### DATA SUPPLIED

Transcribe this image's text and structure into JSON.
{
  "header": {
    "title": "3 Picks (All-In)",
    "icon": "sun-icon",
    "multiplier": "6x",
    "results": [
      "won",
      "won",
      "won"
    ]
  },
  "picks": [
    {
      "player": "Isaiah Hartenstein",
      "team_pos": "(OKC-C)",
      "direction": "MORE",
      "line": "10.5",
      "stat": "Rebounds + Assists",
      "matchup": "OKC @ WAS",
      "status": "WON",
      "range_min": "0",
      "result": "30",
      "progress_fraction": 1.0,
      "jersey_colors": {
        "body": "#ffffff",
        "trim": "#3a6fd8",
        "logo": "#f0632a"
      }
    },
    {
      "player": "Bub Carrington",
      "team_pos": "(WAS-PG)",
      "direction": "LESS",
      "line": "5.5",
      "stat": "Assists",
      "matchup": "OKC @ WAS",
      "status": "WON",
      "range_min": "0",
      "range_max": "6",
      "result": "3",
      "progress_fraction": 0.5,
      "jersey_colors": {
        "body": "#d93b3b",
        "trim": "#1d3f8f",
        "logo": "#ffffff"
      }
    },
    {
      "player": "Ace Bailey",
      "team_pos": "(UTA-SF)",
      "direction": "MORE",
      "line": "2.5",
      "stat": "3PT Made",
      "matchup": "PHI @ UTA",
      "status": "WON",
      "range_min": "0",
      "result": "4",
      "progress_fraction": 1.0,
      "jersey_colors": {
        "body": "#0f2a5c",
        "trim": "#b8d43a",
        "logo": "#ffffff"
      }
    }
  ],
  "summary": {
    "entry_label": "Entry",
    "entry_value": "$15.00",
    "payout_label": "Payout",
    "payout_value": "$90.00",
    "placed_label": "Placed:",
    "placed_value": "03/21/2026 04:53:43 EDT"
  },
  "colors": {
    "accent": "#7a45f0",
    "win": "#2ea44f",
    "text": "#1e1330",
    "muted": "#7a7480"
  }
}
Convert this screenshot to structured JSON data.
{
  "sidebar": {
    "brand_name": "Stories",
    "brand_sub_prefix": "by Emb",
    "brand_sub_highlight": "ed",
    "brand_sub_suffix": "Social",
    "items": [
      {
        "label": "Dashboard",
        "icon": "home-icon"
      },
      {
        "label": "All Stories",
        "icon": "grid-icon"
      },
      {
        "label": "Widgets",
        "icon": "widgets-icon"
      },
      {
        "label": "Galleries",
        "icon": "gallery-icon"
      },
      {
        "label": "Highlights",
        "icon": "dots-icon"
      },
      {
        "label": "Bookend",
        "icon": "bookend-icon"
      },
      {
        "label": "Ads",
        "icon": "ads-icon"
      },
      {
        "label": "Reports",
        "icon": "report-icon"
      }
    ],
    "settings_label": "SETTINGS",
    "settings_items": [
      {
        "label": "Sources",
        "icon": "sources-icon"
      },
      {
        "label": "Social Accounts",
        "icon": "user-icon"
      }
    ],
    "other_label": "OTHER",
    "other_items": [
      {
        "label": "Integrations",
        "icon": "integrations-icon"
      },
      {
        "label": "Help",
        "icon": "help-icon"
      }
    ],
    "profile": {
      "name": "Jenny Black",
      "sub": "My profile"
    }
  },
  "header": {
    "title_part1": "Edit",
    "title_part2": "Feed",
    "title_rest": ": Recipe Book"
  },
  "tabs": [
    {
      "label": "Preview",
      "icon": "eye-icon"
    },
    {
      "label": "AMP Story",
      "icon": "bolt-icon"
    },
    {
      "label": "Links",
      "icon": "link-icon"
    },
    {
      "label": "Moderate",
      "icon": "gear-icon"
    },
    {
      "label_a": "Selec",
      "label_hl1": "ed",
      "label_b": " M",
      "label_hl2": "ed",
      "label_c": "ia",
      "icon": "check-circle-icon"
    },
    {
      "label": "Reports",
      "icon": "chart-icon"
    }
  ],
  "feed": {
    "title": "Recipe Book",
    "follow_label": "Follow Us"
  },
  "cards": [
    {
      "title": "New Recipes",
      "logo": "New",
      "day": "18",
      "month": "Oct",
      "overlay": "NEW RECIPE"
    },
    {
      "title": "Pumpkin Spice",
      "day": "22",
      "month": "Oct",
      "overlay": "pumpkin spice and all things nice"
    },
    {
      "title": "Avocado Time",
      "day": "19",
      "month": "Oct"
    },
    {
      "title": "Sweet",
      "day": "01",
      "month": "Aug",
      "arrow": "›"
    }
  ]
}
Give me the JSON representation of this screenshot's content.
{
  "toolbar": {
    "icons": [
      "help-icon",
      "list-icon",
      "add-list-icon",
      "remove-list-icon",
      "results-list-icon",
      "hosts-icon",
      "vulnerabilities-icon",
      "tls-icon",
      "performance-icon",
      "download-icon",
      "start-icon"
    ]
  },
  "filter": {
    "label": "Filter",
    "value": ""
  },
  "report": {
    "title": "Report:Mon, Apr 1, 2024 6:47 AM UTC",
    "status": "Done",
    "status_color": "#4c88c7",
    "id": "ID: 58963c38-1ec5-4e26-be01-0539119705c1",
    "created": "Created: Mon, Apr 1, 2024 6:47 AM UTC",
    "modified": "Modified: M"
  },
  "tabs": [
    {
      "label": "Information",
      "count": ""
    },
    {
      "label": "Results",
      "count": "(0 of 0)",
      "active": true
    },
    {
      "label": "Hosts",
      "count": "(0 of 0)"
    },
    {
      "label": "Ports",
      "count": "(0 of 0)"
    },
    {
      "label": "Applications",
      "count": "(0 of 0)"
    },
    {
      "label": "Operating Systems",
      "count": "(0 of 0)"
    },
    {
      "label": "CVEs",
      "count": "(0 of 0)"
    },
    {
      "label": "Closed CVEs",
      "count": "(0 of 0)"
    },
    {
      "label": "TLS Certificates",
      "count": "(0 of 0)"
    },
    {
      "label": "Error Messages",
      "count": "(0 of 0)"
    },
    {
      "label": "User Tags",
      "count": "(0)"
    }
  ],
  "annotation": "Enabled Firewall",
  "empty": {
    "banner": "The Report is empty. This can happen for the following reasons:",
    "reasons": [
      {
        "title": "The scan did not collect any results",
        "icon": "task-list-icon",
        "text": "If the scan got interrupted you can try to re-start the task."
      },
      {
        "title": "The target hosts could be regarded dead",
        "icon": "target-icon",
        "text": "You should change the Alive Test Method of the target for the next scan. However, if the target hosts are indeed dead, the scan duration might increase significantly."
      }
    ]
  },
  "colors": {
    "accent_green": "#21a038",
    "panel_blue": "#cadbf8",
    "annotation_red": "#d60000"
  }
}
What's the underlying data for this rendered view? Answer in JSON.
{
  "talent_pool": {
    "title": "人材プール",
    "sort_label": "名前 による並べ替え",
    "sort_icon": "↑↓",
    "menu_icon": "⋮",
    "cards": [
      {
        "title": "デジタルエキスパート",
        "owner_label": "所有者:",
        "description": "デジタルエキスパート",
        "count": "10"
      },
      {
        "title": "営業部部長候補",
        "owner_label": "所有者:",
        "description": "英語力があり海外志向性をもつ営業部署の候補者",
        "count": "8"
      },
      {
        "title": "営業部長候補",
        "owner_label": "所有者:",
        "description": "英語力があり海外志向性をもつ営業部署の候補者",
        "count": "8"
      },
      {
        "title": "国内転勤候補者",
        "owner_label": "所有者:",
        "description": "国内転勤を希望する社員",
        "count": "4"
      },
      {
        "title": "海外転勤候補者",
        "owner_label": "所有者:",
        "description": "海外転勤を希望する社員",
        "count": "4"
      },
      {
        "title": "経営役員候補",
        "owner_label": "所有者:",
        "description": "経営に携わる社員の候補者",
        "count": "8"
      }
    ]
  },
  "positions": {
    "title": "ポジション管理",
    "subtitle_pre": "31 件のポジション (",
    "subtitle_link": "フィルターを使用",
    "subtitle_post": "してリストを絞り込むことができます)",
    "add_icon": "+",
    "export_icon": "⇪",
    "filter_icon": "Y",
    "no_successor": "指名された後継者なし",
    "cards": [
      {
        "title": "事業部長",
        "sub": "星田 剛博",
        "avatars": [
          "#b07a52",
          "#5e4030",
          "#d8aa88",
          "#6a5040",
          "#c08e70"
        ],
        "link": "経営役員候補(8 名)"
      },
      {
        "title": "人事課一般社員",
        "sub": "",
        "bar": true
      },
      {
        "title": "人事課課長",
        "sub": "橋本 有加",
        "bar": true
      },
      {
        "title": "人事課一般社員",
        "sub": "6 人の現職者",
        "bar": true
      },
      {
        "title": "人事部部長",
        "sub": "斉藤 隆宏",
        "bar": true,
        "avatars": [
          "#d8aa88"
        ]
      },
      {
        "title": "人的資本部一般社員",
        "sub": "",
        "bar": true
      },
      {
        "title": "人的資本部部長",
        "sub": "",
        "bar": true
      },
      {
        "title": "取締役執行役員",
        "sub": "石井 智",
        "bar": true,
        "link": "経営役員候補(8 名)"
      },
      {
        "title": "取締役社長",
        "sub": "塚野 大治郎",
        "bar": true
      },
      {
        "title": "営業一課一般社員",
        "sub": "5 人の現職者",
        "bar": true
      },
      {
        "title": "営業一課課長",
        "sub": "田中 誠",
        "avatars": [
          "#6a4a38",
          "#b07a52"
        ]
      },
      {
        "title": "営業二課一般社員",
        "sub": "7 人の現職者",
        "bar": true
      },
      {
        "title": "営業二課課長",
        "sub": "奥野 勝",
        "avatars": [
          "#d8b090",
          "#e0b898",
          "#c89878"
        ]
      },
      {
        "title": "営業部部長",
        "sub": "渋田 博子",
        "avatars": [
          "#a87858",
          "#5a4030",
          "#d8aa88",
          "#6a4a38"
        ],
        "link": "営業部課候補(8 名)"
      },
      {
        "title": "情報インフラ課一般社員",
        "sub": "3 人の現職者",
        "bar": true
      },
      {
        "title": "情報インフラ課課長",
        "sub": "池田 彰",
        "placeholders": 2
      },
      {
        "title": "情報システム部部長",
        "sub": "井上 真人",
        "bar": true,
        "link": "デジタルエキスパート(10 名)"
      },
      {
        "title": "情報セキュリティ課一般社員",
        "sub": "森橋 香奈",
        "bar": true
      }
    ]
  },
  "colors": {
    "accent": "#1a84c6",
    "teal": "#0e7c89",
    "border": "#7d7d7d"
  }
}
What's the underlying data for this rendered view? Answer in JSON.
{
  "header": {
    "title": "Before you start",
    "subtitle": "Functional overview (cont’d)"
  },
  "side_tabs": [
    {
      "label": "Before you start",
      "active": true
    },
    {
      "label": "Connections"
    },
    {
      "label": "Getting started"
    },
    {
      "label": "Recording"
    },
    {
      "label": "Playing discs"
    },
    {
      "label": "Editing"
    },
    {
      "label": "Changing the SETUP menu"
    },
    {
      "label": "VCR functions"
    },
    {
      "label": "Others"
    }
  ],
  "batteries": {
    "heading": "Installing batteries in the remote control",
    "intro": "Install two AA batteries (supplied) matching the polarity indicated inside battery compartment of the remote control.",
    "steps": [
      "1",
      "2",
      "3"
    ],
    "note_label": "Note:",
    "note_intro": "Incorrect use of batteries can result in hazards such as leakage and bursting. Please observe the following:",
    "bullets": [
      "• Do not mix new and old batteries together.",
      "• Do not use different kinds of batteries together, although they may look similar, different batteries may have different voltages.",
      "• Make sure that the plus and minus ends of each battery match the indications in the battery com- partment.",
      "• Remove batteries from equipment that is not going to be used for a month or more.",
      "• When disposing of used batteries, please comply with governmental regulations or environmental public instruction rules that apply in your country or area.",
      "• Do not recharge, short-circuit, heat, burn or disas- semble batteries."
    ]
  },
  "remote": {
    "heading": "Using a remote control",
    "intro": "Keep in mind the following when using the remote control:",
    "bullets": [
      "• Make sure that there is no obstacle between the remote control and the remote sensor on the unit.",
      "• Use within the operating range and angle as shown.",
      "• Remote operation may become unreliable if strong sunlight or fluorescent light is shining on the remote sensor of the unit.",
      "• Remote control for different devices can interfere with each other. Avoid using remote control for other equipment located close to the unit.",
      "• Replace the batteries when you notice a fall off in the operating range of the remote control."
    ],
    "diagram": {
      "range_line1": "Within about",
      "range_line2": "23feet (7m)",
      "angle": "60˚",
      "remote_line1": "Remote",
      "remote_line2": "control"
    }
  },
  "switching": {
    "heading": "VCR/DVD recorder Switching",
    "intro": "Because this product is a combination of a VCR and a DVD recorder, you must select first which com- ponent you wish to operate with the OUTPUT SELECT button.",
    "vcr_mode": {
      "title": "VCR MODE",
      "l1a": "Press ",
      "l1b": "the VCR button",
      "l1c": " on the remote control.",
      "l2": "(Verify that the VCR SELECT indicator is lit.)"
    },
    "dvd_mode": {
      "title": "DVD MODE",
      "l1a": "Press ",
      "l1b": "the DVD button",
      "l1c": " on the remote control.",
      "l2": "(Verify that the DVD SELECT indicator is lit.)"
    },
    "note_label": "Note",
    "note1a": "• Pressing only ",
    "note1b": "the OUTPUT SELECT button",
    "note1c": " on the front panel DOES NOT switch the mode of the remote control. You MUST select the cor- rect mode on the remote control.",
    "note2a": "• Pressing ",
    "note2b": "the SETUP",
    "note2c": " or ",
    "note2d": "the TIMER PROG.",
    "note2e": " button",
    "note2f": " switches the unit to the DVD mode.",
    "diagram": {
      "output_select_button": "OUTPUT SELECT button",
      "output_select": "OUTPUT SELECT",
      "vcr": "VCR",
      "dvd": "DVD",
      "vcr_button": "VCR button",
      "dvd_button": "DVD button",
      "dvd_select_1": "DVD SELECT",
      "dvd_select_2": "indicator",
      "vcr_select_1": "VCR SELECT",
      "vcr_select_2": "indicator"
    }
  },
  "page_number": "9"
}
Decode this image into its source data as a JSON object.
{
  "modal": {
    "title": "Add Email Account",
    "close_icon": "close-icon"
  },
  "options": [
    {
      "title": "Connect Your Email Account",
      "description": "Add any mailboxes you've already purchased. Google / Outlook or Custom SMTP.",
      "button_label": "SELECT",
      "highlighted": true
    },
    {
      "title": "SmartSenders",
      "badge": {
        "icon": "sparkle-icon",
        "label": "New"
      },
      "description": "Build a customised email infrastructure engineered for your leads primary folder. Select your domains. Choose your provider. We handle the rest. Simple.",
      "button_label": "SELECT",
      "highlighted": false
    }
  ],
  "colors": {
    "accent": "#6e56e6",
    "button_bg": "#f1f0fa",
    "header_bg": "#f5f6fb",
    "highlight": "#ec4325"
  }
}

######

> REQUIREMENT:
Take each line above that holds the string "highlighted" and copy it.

> COMPLETED EXERCISE:
      "highlighted": true
      "highlighted": false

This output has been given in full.